To do: Your response should consist solely of the lines from the one containing "Decode this image" through the final line of the entries, repeated exactly.

Data records
= Beginning of Section =

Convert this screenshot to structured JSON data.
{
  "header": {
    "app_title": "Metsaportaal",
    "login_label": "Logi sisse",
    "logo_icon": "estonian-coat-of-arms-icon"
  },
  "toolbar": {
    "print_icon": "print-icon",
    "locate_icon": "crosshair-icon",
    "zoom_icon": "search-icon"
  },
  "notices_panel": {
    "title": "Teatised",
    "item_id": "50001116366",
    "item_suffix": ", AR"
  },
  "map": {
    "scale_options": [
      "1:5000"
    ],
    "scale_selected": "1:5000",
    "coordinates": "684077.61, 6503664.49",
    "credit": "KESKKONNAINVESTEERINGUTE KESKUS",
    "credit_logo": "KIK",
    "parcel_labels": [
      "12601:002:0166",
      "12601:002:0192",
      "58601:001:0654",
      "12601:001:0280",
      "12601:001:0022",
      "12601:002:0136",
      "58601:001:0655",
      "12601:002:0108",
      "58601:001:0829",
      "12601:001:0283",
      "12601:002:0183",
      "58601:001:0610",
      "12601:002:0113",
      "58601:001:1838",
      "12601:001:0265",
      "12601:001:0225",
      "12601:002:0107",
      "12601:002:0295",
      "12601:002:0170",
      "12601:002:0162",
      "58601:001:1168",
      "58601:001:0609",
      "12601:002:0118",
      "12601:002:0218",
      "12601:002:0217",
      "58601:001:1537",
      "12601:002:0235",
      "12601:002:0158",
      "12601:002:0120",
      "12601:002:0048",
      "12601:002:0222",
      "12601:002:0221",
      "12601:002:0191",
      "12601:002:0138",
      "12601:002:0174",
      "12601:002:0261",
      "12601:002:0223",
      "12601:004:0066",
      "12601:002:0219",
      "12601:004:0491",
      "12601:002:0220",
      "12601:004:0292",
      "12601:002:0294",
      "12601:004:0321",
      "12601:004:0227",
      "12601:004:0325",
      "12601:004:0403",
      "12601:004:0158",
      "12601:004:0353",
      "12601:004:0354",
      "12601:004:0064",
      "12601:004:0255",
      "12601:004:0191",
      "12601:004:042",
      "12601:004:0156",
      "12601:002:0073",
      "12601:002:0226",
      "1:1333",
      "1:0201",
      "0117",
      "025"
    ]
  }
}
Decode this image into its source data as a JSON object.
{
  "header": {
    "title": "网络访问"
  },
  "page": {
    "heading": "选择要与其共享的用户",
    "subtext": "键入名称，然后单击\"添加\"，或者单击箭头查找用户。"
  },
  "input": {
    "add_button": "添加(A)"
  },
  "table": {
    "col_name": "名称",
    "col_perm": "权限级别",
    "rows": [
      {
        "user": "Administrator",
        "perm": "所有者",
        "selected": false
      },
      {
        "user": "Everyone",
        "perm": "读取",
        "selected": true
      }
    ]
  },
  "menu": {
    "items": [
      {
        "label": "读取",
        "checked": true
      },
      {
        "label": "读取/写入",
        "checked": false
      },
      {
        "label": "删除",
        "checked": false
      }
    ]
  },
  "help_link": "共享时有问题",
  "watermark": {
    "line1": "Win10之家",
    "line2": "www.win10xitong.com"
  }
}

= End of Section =

Exercise response:
Decode this image into its source data as a JSON object.
{
  "header": {
    "title": "网络访问"
  },
  "page": {
    "heading": "选择要与其共享的用户",
    "subtext": "键入名称，然后单击\"添加\"，或者单击箭头查找用户。"
  },
  "input": {
    "add_button": "添加(A)"
  },
  "table": {
    "col_name": "名称",
    "col_perm": "权限级别",
    "rows": [
      {
        "user": "Administrator",
        "perm": "所有者",
        "selected": false
      },
      {
        "user": "Everyone",
        "perm": "读取",
        "selected": true
      }
    ]
  },
  "menu": {
    "items": [
      {
        "label": "读取",
        "checked": true
      },
      {
        "label": "读取/写入",
        "checked": false
      },
      {
        "label": "删除",
        "checked": false
      }
    ]
  },
  "help_link": "共享时有问题",
  "watermark": {
    "line1": "Win10之家",
    "line2": "www.win10xitong.com"
  }
}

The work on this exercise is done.